Cryptocurrency aside, there’s a myriad of possible cleantech-related applications for blockchain — applications that BxC is convinced will fundamentally shift supply chain and carbon emissions reporting.

Proof of stake as a climate solution

Ford believes proof of stake will enable blockchain to move beyond its most pernicious environmental impact and become a driver for pro-climate solutions. He also believes that all of environmental, social and governance (ESG) metrics will live on web3 technology in the next 5-10 years because blockchain allows everyone to view material history — from point of origin to shelf.

Right now, proof of stake use cases are largely about verification and trust in carbon markets, such as BxC partner Regen Network. Supply chain transparency is another established space for blockchain to shine.

Transparency and trust are pain points in the ESG space, and BxC believes that open-ledger model blockchain platforms are the secret sauce.

“Eventually, every part in the supply chain will be trackable and transparent [with blockchain],” Ford said. “The world needs blockchain now to solve scope 3. Blockchain offers transparent carbon tracking that takes the smoke and mirrors out of it; so, instead of voluntary reporting, blockchain has the opportunity to solve greenwashing long term.”

Ford sees a world where it’s no longer a choice between voluntary and mandatory reporting, but that everything will be transparent by default because the supply chain will live on web3. The transition to web3 solutions will take buy-in from large actors at scale to begin the ripple effects after key stakeholder adoption; and this is where BxC comes in.

“We need a holistic understanding to move at breakneck speed if we’re going to have any chance of hitting Paris Agreement goals,” Ford said.

As the smog of energy-intensive crypto mining settles, the possibilities for blockchain as a climate solution are becoming clearer.
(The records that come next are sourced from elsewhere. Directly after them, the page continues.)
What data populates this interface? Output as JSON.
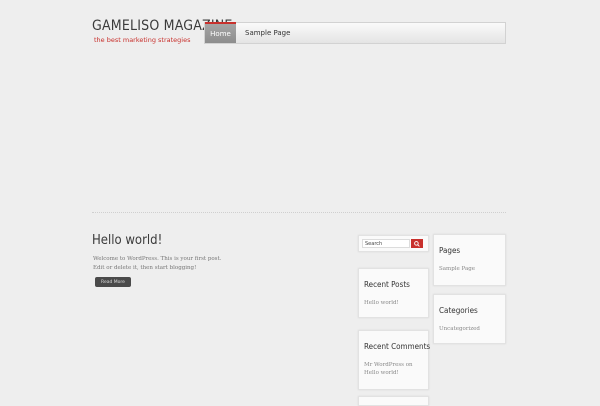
{
  "header": {
    "site_title": "GAMELISO MAGAZINE",
    "tagline": "the best marketing strategies"
  },
  "nav": {
    "items": [
      {
        "label": "Home",
        "active": true
      },
      {
        "label": "Sample Page",
        "active": false
      }
    ]
  },
  "post": {
    "title": "Hello world!",
    "excerpt": "Welcome to WordPress. This is your first post. Edit or delete it, then start blogging!",
    "read_more": "Read More"
  },
  "search": {
    "value": "Search",
    "button_icon": "search-icon"
  },
  "widgets": {
    "recent_posts": {
      "title": "Recent Posts",
      "items": [
        "Hello world!"
      ]
    },
    "recent_comments": {
      "title": "Recent Comments",
      "text": "Mr WordPress on Hello world!"
    },
    "pages": {
      "title": "Pages",
      "items": [
        "Sample Page"
      ]
    },
    "categories": {
      "title": "Categories",
      "items": [
        "Uncategorized"
      ]
    }
  },
  "colors": {
    "accent": "#c8302c",
    "background": "#eeeeee"
  }
}
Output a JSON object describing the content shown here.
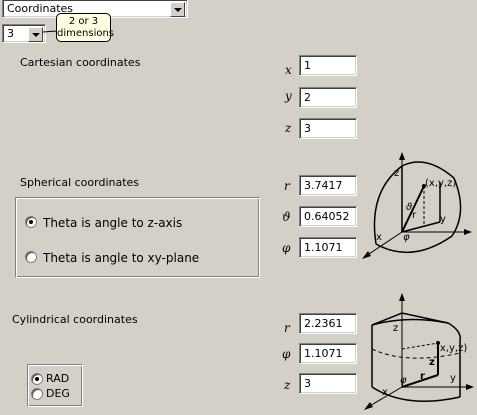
{
  "top_combo": {
    "value": "Coordinates"
  },
  "dim_combo": {
    "value": "3"
  },
  "tooltip": {
    "line1": "2 or 3",
    "line2": "dimensions"
  },
  "cartesian": {
    "heading": "Cartesian coordinates",
    "x_label": "x",
    "y_label": "y",
    "z_label": "z",
    "x": "1",
    "y": "2",
    "z": "3"
  },
  "spherical": {
    "heading": "Spherical coordinates",
    "r_label": "r",
    "theta_label": "ϑ",
    "phi_label": "φ",
    "r": "3.7417",
    "theta": "0.64052",
    "phi": "1.1071",
    "option_z": "Theta is angle to z-axis",
    "option_xy": "Theta is angle to xy-plane",
    "selected": "option_z"
  },
  "cylindrical": {
    "heading": "Cylindrical coordinates",
    "r_label": "r",
    "phi_label": "φ",
    "z_label": "z",
    "r": "2.2361",
    "phi": "1.1071",
    "z": "3"
  },
  "units": {
    "rad": "RAD",
    "deg": "DEG",
    "selected": "rad"
  },
  "diagrams": {
    "sphere": {
      "point": "(x,y,z)",
      "z": "z",
      "theta": "ϑ",
      "r": "r",
      "x": "x",
      "y": "y",
      "phi": "φ"
    },
    "cylinder": {
      "point": "(x,y,z)",
      "z_top": "z",
      "z": "z",
      "r": "r",
      "x": "x",
      "y": "y",
      "phi": "φ"
    }
  },
  "icons": {
    "dropdown": "chevron-down-icon"
  }
}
While BxC and the sector strategize on use cases for saving the planet, Ford suggested to corporations:

“Get educated as soon as humanly possible. This wave is coming, and crypto and blockchain are not the same thing.”